I own Articy Draft 2 - Articy 3 was released recently - but unfortunately I rarely have a reason to use the application as I'm always freelancing for other people & have yet to work on a personal project.
It's a really nice application from what I've tested so far - maybe Simon could implement direct support for it some day, but I wouldn't hold your breath for it being any time soon - if ever - as it's a really expensive product - like Spine - & thus not many users here will ever probably purchase or use it - same goes for Spine - well... unless Daedalic demand it as a feature (cross your fingers & toes).
Thanks, AFRLme. I checked the pricing, and Nevigo lowered the price for individual developers to 85€ - or a yearly subscription at 6€ a month. It is actually quite affordable now.
However, I only see good reason to use Articy if the content can be imported directly in a game engine - that will save me a good chunk of time. With this in mind I have done more research.
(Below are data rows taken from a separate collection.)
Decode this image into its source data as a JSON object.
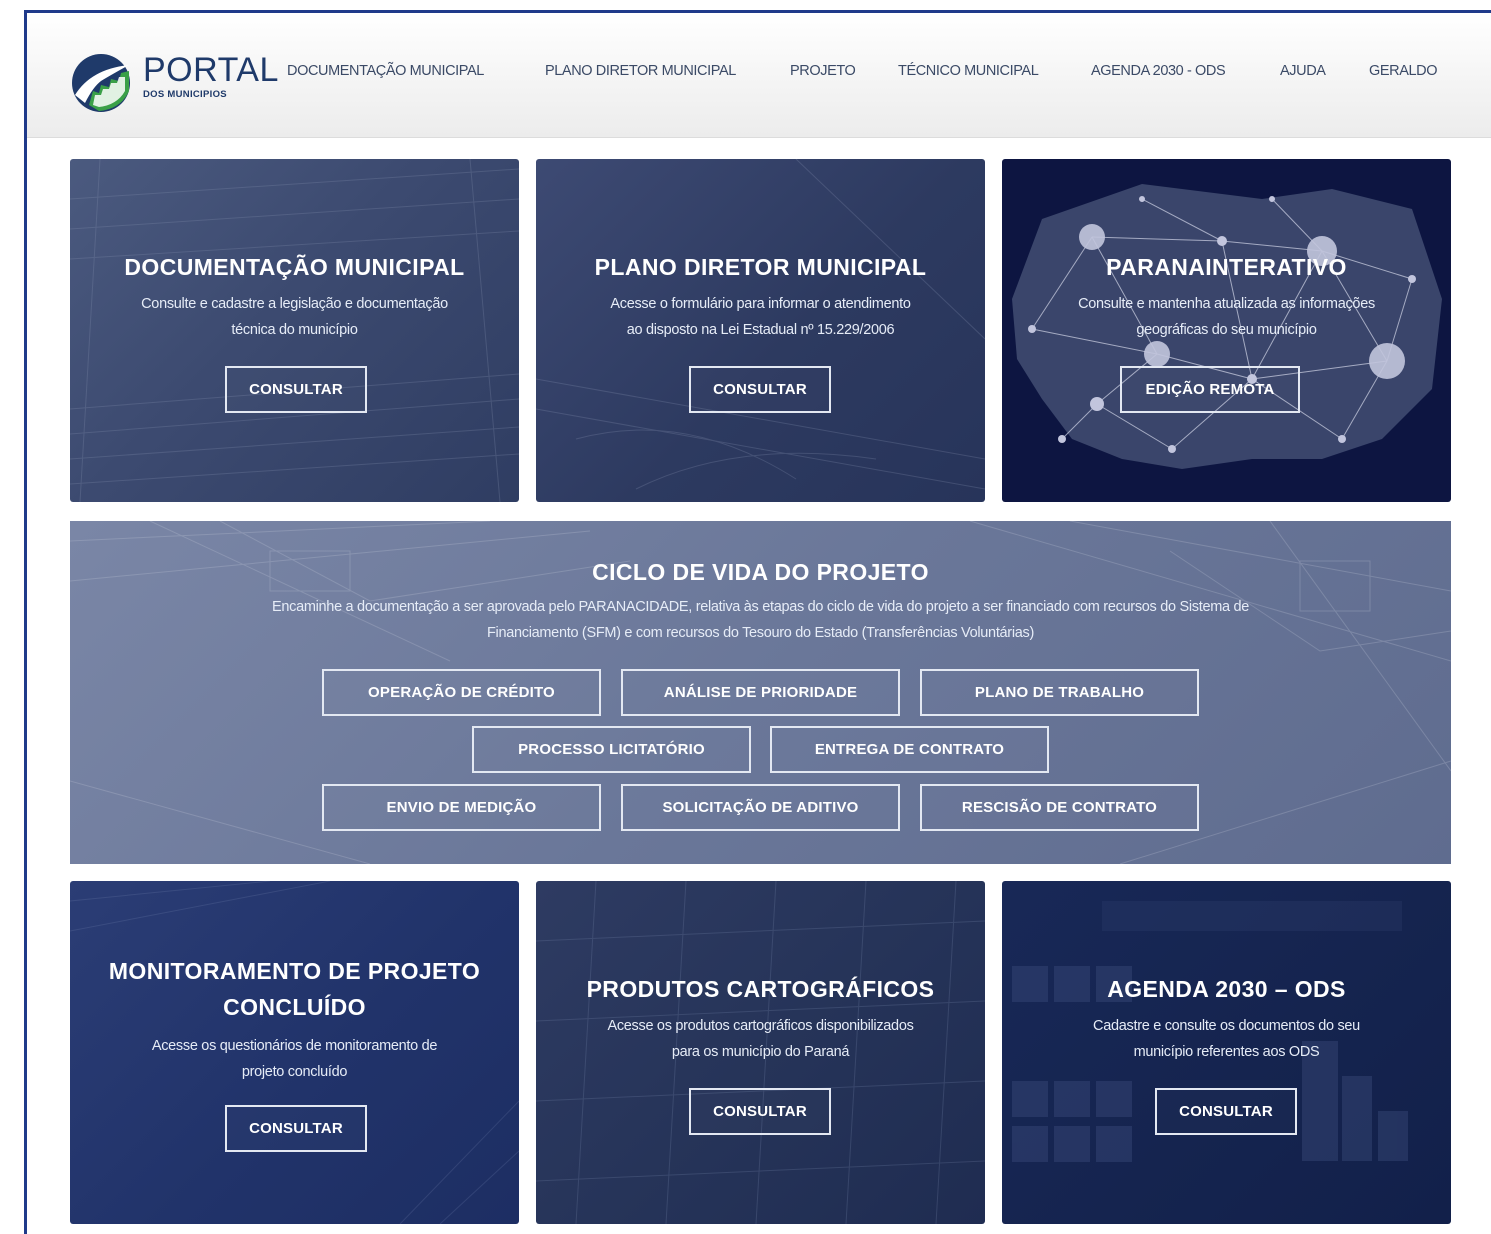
{
  "logo": {
    "title": "PORTAL",
    "subtitle": "DOS MUNICIPIOS"
  },
  "nav": [
    "DOCUMENTAÇÃO MUNICIPAL",
    "PLANO DIRETOR MUNICIPAL",
    "PROJETO",
    "TÉCNICO MUNICIPAL",
    "AGENDA 2030 - ODS",
    "AJUDA",
    "GERALDO"
  ],
  "cards": {
    "doc": {
      "title": "DOCUMENTAÇÃO MUNICIPAL",
      "desc1": "Consulte e cadastre a legislação e documentação",
      "desc2": "técnica do município",
      "button": "CONSULTAR"
    },
    "plano": {
      "title": "PLANO DIRETOR MUNICIPAL",
      "desc1": "Acesse o formulário para informar o atendimento",
      "desc2": "ao disposto na Lei Estadual nº 15.229/2006",
      "button": "CONSULTAR"
    },
    "parana": {
      "title": "PARANAINTERATIVO",
      "desc1": "Consulte e mantenha atualizada as informações",
      "desc2": "geográficas do seu município",
      "button": "EDIÇÃO REMOTA"
    },
    "ciclo": {
      "title": "CICLO DE VIDA DO PROJETO",
      "desc1": "Encaminhe a documentação a ser aprovada pelo PARANACIDADE, relativa às etapas do ciclo de vida do projeto a ser financiado com recursos do Sistema de",
      "desc2": "Financiamento (SFM) e com recursos do Tesouro do Estado (Transferências Voluntárias)",
      "buttons": [
        "OPERAÇÃO DE CRÉDITO",
        "ANÁLISE DE PRIORIDADE",
        "PLANO DE TRABALHO",
        "PROCESSO LICITATÓRIO",
        "ENTREGA DE CONTRATO",
        "ENVIO DE MEDIÇÃO",
        "SOLICITAÇÃO DE ADITIVO",
        "RESCISÃO DE CONTRATO"
      ]
    },
    "monit": {
      "title1": "MONITORAMENTO DE PROJETO",
      "title2": "CONCLUÍDO",
      "desc1": "Acesse os questionários de monitoramento de",
      "desc2": "projeto concluído",
      "button": "CONSULTAR"
    },
    "prod": {
      "title": "PRODUTOS CARTOGRÁFICOS",
      "desc1": "Acesse os produtos cartográficos disponibilizados",
      "desc2": "para os município do Paraná",
      "button": "CONSULTAR"
    },
    "agenda": {
      "title": "AGENDA 2030 – ODS",
      "desc1": "Cadastre e consulte os documentos do seu",
      "desc2": "município referentes aos ODS",
      "button": "CONSULTAR"
    }
  },
  "colors": {
    "nav_text": "#3b4a66",
    "brand_blue": "#1f3a6a",
    "brand_green": "#3aa048",
    "card_dark": "#0d1541"
  }
}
To understand where I a coming from: I quit part of my job to work on a game I have had in mind for a very long time now (over a decade). I am starting work on an adventure-type game that will make sport of a lot of dialogue between characters. I would also need cut-out animated character and object support (like Spine, Dragonbones, Spriter, or Blender with COA tools) and swappable elements. I would also need a good camera/scene animation system for dialog cut scenes along the lines of what Broken Age is doing (excellent GDC presentation here: https://www.youtube.com/watch?v=iWEVY4ujyI4
It does mean I need some kind of built-in animation timeline with easy blending and camera controls.
And support for randomly generated locations and a RPG-like fight system. Support for physics also required.
The scope for the content is pretty big, and I need a game engine that will allow me to work fast. I do not want to be bogged down to much by the engine.
In the past three weeks I have been researching various engines: Visionaire, Godot, Fusion, Unity. Right at the start I actually did not even think Unity would warrant a look, btw. Only in the last couple of days did I check Unity out.
- Godot: built-in animation timeline, easy scripting, point-and-click adventure framework available (escoria), possible to write my own Articy importer (lots of work, though), support for cut-out characters. Animation timeline is per animated object, though - not for an entire scene. Physics. Very open system, though, and excellent scene based system. Version 3 is coming out with lots of improvements around April.
- Fusion: awaiting version 3, but I own a license of 2.5. Easy visual scripting, and good importers are available for cut-out characters (Spriter, Spine) with excellent visual scripting control. Caveats: timeline is lacking. Camera control is lacking.
- Visionaire: great dialogue support, good scripting, everything you would need for point-and-click adventure design, import of Spine characters (no support for scripting or swapping it seems), production proven. No import for Articy, no scene timeline support, camera control somewhat inconvenient(?). Version 4 has box2d physics.
- Unity: with adventure creator + dialogue system + playmaker + the new Unity Timeline + cinemachine: support for direct import of Articy dialogue, quick visual scripting, good scripting, full scene-based cinematic camera and timeline control, support for import of any animation tool & Blender. Drawbacks: reliance on various tools in Unity that are supposed to work well together, but I still have to test things in more detail.
Although I would like to avoid Unity (personal reasons), from a pragmatic point of view Unity seems the best fit for the game I have in mind. The other tools I investigated (other than Unreal engine) lack essentially one thing: a scenematic scene timeline. After watching the Broken Age development video, I think I will be able to achieve a similar cinematic workflow with Unity and its new timeline, together with the mentioned extensions.
The workflow I have in mind goes a bit like this:
1) write dialogues in Articy, and test dialogue in Articy with its new interactive test mode. (This will save a LOT of time. I tested this, it's awesome!) Add custom variables in Articy to control emotions and acting of models later in Unity, as well as other stuff such as swapping elements.
2) Create models and animations of cut-out characters and animations/swappable assets in Blender (I love to animate in Blender). Similar to Broken Age presentation, I will use mesh deformation for more facial animation control.
3) Create scene(s)/scene logic with Adventure Creator, and import dialogue into the scene with Dialog system in Unity, and use the new cinematic scene timeline to bring things together during dialogs. Timelines for other animations (background characters, objects, etc.) can be created this way as well.
Once I have the pipeline in order, this seems a pretty efficient and quick way to work and test things. I am trying to automate as much as I can here, and focus on game design and narrative.
There are tools for automatic lip-synching in Unity as well, but I haven't investigated these yet - at least one is integrates with the other tools.
A while ago Tim Schafer (of Double Fine's Broken Age) once mentioned they would release Broken Age's adventure game engine to the public. That would have been simpler ;-P
In my mind Unity seems overkill, though. I really would prefer Visionaire, but I can't see something as cinematic with cut-out characters comparable to Broken Age being done efficiently without a scene timeline and better support for cut-out characters. However, I do understand my game requirements are quite specific. No wonder Double Fine decided to develop their own adventure game engine, he?